Whether it’s an eye for the perfect image, an ear for the right note or a nose for benefactors, these new leaders in the Bay Area’s vibrant arts scene rely on keenly honed senses to keep their organizations at the top of their game.
After celebrating its 10th anniversary on the Embarcadero via the retrospective exhibition Looking Back, Pier 24 Photography and its recently promoted codirector are now focused on the future.
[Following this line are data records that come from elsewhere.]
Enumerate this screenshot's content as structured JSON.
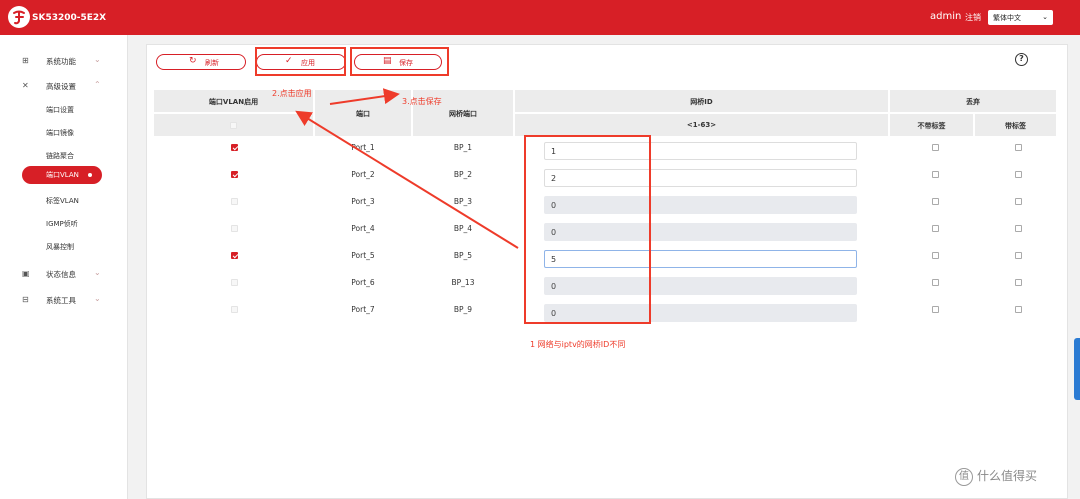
{
  "header": {
    "model": "SK53200-5E2X",
    "username": "admin",
    "logout_label": "注销",
    "language": "繁体中文"
  },
  "sidebar": {
    "groups": [
      {
        "label": "系统功能",
        "icon": "grid-icon"
      },
      {
        "label": "高级设置",
        "icon": "tools-icon"
      },
      {
        "label": "状态信息",
        "icon": "monitor-icon"
      },
      {
        "label": "系统工具",
        "icon": "toolbox-icon"
      }
    ],
    "advanced_items": [
      "端口设置",
      "端口镜像",
      "链路聚合",
      "端口VLAN",
      "标签VLAN",
      "IGMP侦听",
      "风暴控制"
    ],
    "active_item": "端口VLAN"
  },
  "toolbar": {
    "refresh_label": "刷新",
    "apply_label": "应用",
    "save_label": "保存",
    "help_label": "?"
  },
  "table": {
    "headers": {
      "enable": "端口VLAN启用",
      "port": "端口",
      "bridge_port": "网桥端口",
      "bridge_id": "网桥ID",
      "bridge_id_range": "<1-63>",
      "discard": "丢弃",
      "untagged": "不带标签",
      "tagged": "带标签"
    },
    "rows": [
      {
        "enabled": true,
        "port": "Port_1",
        "bridge_port": "BP_1",
        "bridge_id": "1",
        "editable": true
      },
      {
        "enabled": true,
        "port": "Port_2",
        "bridge_port": "BP_2",
        "bridge_id": "2",
        "editable": true
      },
      {
        "enabled": false,
        "port": "Port_3",
        "bridge_port": "BP_3",
        "bridge_id": "0",
        "editable": false
      },
      {
        "enabled": false,
        "port": "Port_4",
        "bridge_port": "BP_4",
        "bridge_id": "0",
        "editable": false
      },
      {
        "enabled": true,
        "port": "Port_5",
        "bridge_port": "BP_5",
        "bridge_id": "5",
        "editable": true
      },
      {
        "enabled": false,
        "port": "Port_6",
        "bridge_port": "BP_13",
        "bridge_id": "0",
        "editable": false
      },
      {
        "enabled": false,
        "port": "Port_7",
        "bridge_port": "BP_9",
        "bridge_id": "0",
        "editable": false
      }
    ]
  },
  "annotations": {
    "step1": "1 网络与iptv的网桥ID不同",
    "step2": "2.点击应用",
    "step3": "3.点击保存",
    "color": "#ee3b2a"
  },
  "watermark": {
    "icon_char": "值",
    "text": "什么值得买"
  },
  "colors": {
    "brand_red": "#d71f26",
    "header_gray": "#ececec",
    "disabled_input": "#e8eaee"
  }
}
Looking Forward, which opens in June, will showcase works collected by Andrew and Mary Pilara’s Pilara Foundation since its appointment-based museum opened to the public in 2010. “I am looking forward to developing future exhibitions and new kinds of publishing projects with our tight-knit team,” says Haeusslein, who began working with codirector Chris McCall in 2012. A fourth-generation San Franciscan, she notes that retrospectives of Eva Hesse, Diane Arbus and Richard Tuttle at SFMOMA in the early 2000s “helped as I started cultivating a visual vocabulary.” Haeusslein also has “fond memories” from the Legion of Honor, telling the Gazette, “I remember taping the brochure from the 2001 exhibition Acquisition of an Archive: The Graphic Work of Ed Ruscha to the bathroom mirror at home until it faded!”
In nine months as interim executive director of San Francisco Ballet, which ended with her accepting the permanent position in March, St.Germain aided its return to in-person performances, created a chief diversity officer, helped start a fellowship for Black musicians and backed the hiring of Tamara Rojo to succeed Helgi Tomasson as artistic director later this year. But even with several years as chief development officer at the ballet, and similar positions at major theater companies in Minneapolis and Washington, D.C., the Boston native says, “Impostor syndrome is real. I took solace in knowing that no one hops into the world as an executive director — everyone is new at it once.” Married last month to real estate executive Steve Kulinski, and the mother of two children ages 24 and 19, St.Germain notes that “I personally believe when people have a full rich life of family, children, pets and partners, it only makes them more effective in the workplace.”
With experience guiding opera choruses through nearly 100 titles, “it’s an interesting scenario to rehearse a new piece to me and not to the ensemble,” says San Francisco Opera’s newest chorus director. But that’s what Keene, chorus master with Seattle Opera before he succeeded Ian Robertson in January, is doing for next month’s revival of Bright Sheng’s Dream of the Red Chamber, which premiered in San Francisco in 2016. “It’s helped us to bond together and collaborate in finding our way together, which is the biggest challenge,” says Keene. A gifted cellist as a child, he recalls his passion for opera igniting as a teenager in Dallas, when he watched Renata Scotto conclude Anna Bolena with an impressively staged fall down a flight of stairs. “It was a really seminal moment in my life … combined with the great music and singing she’d done all night, I couldn’t believe human beings could achieve that.”
The new Helen and Charles Schwab Director of SFMOMA, who takes up his post in late June, comes from a nearly six-year stint at the helm of the Baltimore Museum of Art, where he made headlines for committing to buying and exhibiting art by women, people of color and those who identify as LGBTQ+. Bedford also garnered attention for honoring the request of John Waters, who donated a collection to the Baltimore museum, to name one of its bathrooms after the filmmaker. SFMOMA’s announcement of his hiring hailed Scotland-born Bedford for “strong leadership skills, clear vision and an ability to generate change,” noting that his appointment represents “a moment to be bold, rethink old practices and fully realize the great potential the museum offers.”
Trained in Russia and Santa Fe, the new general director of Opera San José says moving from New York to Silicon Valley last month was like coming home to her native Houston. “There’s this major industry and so much vibrant immigration because of that industry — all these different cultures and ethnic groups in this one location — and it’s very exciting,” Lucey shares. “There’s that feeling of possibility, change and innovation.” An Irish dancer in her youth, and a puppet theater designer while pursuing graduate studies in Moscow, Lucey has built a résumé of innovative opera directing that includes San Francisco Opera’s 2018 production of Tosca, which she reprised for the opening of its 2021 season. Although Lucey will return to San Francisco this fall with La Traviata, her 2018 production for Opera San José that featured a contemporary perspective, her primary focus will be “stewarding an incredible group” in Silicon Valley’s “gem of an opera company.”